YOUR TASK
Write the listing below out again in full, dropping its pictures.
○ ○ ○
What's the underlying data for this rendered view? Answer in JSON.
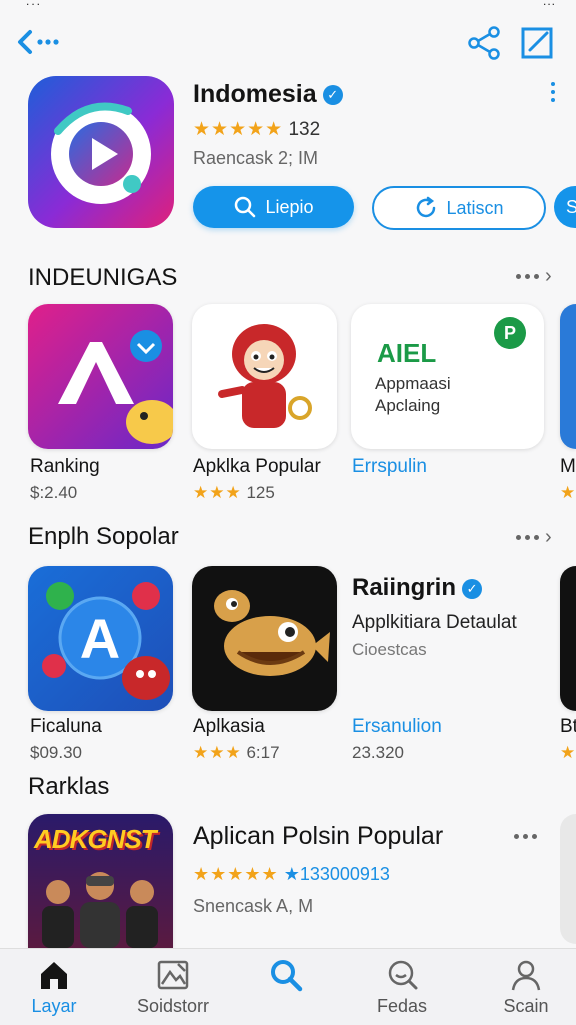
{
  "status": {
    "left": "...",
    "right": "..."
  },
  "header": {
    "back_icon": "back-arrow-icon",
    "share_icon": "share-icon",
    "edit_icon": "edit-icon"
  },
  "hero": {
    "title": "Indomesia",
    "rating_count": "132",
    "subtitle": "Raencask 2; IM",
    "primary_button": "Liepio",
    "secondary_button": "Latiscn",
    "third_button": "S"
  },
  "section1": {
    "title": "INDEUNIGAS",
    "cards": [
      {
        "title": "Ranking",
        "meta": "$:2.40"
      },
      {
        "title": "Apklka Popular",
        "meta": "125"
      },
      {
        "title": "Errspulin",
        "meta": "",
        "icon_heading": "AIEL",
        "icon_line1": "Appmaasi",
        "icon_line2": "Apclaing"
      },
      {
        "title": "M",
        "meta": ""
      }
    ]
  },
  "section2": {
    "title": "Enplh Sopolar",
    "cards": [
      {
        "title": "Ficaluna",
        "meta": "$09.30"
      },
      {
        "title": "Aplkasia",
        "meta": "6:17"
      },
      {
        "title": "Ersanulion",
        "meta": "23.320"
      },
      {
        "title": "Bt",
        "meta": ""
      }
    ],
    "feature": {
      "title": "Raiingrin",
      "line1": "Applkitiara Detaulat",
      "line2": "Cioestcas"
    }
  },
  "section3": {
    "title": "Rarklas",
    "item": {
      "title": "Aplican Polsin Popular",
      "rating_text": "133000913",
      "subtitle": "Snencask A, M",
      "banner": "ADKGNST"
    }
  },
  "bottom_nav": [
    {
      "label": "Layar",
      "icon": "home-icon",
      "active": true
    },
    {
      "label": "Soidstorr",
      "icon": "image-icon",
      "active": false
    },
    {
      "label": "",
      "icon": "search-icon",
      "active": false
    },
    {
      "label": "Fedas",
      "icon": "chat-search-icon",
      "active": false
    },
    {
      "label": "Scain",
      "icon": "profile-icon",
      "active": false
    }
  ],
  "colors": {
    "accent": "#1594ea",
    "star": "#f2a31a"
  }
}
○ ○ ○
TASK RESULT
What's the underlying data for this rendered view? Answer in JSON.
{
  "status": {
    "left": "...",
    "right": "..."
  },
  "header": {
    "back_icon": "back-arrow-icon",
    "share_icon": "share-icon",
    "edit_icon": "edit-icon"
  },
  "hero": {
    "title": "Indomesia",
    "rating_count": "132",
    "subtitle": "Raencask 2; IM",
    "primary_button": "Liepio",
    "secondary_button": "Latiscn",
    "third_button": "S"
  },
  "section1": {
    "title": "INDEUNIGAS",
    "cards": [
      {
        "title": "Ranking",
        "meta": "$:2.40"
      },
      {
        "title": "Apklka Popular",
        "meta": "125"
      },
      {
        "title": "Errspulin",
        "meta": "",
        "icon_heading": "AIEL",
        "icon_line1": "Appmaasi",
        "icon_line2": "Apclaing"
      },
      {
        "title": "M",
        "meta": ""
      }
    ]
  },
  "section2": {
    "title": "Enplh Sopolar",
    "cards": [
      {
        "title": "Ficaluna",
        "meta": "$09.30"
      },
      {
        "title": "Aplkasia",
        "meta": "6:17"
      },
      {
        "title": "Ersanulion",
        "meta": "23.320"
      },
      {
        "title": "Bt",
        "meta": ""
      }
    ],
    "feature": {
      "title": "Raiingrin",
      "line1": "Applkitiara Detaulat",
      "line2": "Cioestcas"
    }
  },
  "section3": {
    "title": "Rarklas",
    "item": {
      "title": "Aplican Polsin Popular",
      "rating_text": "133000913",
      "subtitle": "Snencask A, M",
      "banner": "ADKGNST"
    }
  },
  "bottom_nav": [
    {
      "label": "Layar",
      "icon": "home-icon",
      "active": true
    },
    {
      "label": "Soidstorr",
      "icon": "image-icon",
      "active": false
    },
    {
      "label": "",
      "icon": "search-icon",
      "active": false
    },
    {
      "label": "Fedas",
      "icon": "chat-search-icon",
      "active": false
    },
    {
      "label": "Scain",
      "icon": "profile-icon",
      "active": false
    }
  ],
  "colors": {
    "accent": "#1594ea",
    "star": "#f2a31a"
  }
}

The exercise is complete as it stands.